But establishing a principle is not the same as sorting out the issue of prominence. The Editors’ Code is quite clear that “The headline, the placement on the page, and prominence including font size, ……must be agreed in advance. “ It seems that IPSO is not yet ready to move on from accepting the trade-off of a miniscule reference on the front page with a full adjudication on page 2.
When I recently gave two cheers for the newly revised editors’ Code, I called for more action on page 1 errors. The Sun’s “apology” to Jeremy Corbyn (see image, bottom left corner) is so mealy-mouthed it is no apology at all in any meaningful sense. It has been rightly and widely criticised and could prove to be something of an own-goal.
In my experience, newspaper editors hate not being in control. And the thing they hate more than anything else is not being in control of their own front page. That is why a page 1 response, in the form of coverage of the same sort that contained the original error, is absolutely appropriate. If you think something is so important to splash it all over your front page, then if you’ve got it wrong, it should be just as big a deal.
It is clearly not just me that thinks in this way. The stink about what The Sun has done this week suggests that this is an issue where the IPSO Complaints Committee, not to mention the ‘paper itself, may be tellingly out of step with public opinion (and by the way, just because this time it is The Sun doesn’t mean that it is only this ‘paper that has had a problem).
I do believe that as the principle of front page corrective statements becomes embedded in the industry’s comfort zone, an appropriate view on prominence will surely follow. If you will, a bit like the principle and practice of health warnings on cigarette packs. But, of course, if there were no page 1 errors to start with, this wouldn’t be a problem at all, would it?

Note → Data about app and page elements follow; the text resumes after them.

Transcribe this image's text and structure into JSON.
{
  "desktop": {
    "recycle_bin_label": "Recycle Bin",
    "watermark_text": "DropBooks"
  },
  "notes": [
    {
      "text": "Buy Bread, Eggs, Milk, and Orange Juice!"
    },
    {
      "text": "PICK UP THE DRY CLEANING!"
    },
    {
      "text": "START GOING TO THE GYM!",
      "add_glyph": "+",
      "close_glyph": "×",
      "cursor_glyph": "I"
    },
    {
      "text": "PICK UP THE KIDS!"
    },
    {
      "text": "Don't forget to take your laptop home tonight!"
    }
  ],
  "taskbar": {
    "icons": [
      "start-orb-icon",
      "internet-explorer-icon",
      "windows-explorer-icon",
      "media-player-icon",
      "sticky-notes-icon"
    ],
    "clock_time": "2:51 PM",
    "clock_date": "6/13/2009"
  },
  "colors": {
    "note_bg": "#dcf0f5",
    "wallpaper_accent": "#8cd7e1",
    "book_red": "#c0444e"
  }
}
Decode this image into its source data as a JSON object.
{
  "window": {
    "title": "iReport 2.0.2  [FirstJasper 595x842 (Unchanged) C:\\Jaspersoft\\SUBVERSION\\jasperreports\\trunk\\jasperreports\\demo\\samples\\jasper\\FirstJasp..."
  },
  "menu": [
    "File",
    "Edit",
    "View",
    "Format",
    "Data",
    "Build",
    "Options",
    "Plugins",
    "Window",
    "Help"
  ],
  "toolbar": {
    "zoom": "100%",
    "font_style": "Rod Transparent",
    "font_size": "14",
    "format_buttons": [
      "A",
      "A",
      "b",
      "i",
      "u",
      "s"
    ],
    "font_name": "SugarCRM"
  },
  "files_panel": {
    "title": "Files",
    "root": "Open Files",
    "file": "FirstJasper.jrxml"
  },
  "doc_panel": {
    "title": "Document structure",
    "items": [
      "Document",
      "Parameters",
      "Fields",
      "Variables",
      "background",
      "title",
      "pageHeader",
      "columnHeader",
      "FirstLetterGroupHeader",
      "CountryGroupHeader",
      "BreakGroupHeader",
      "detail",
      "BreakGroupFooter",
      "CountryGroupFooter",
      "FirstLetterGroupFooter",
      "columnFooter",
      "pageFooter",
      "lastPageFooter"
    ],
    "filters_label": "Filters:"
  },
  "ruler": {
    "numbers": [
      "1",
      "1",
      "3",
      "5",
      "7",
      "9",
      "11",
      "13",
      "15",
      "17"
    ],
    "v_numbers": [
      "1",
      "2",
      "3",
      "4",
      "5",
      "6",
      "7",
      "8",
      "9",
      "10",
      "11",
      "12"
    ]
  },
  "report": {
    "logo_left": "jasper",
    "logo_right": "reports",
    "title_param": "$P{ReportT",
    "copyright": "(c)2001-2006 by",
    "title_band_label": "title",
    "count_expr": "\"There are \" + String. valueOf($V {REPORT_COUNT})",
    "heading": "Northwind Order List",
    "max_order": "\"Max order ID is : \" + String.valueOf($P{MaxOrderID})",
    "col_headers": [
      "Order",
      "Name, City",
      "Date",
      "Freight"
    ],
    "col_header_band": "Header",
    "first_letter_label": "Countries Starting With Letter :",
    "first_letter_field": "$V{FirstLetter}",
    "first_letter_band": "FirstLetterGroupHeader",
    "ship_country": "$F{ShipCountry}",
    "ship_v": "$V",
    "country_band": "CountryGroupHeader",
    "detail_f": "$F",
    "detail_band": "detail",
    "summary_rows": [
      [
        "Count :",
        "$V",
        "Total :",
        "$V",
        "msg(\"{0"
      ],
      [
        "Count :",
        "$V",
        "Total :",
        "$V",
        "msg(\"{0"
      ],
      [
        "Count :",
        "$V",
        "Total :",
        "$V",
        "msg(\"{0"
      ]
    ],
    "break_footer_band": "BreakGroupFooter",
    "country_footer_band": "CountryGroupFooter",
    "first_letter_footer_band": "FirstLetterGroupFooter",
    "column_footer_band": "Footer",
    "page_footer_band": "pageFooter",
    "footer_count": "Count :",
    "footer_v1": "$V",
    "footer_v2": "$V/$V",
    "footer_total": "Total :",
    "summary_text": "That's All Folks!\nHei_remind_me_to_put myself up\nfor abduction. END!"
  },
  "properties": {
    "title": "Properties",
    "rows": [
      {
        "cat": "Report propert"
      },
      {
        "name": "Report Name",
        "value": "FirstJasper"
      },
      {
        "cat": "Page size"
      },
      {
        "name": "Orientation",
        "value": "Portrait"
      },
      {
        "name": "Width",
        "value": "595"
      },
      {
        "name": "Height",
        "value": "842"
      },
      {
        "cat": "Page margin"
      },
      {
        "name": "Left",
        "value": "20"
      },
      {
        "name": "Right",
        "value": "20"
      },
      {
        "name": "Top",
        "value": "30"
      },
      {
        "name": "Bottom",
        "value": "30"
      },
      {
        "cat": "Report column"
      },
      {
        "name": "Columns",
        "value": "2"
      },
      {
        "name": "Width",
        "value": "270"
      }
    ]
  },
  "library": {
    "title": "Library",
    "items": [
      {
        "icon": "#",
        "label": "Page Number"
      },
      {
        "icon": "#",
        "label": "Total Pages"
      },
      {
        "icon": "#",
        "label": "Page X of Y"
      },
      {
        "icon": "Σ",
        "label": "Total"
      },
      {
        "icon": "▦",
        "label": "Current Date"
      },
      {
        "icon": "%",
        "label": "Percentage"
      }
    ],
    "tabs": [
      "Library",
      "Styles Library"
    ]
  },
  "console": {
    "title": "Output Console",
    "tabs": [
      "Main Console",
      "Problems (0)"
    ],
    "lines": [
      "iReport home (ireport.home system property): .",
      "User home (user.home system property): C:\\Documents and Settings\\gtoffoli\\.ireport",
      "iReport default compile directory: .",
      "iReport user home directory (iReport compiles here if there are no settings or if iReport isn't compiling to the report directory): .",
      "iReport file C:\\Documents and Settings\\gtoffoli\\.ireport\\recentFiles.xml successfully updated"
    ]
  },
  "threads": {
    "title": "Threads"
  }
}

The full text of IPSO’s ruling is at http://bit.ly/1YAYMXB
IPSO’s other “page 1” adjudication was against the Daily Express and can be found at http://bit.ly/1QX0TUT
Full disclosure: I was a Press Complaints Commissioner from 2008 to 2014. And I accept that some errors are inevitable.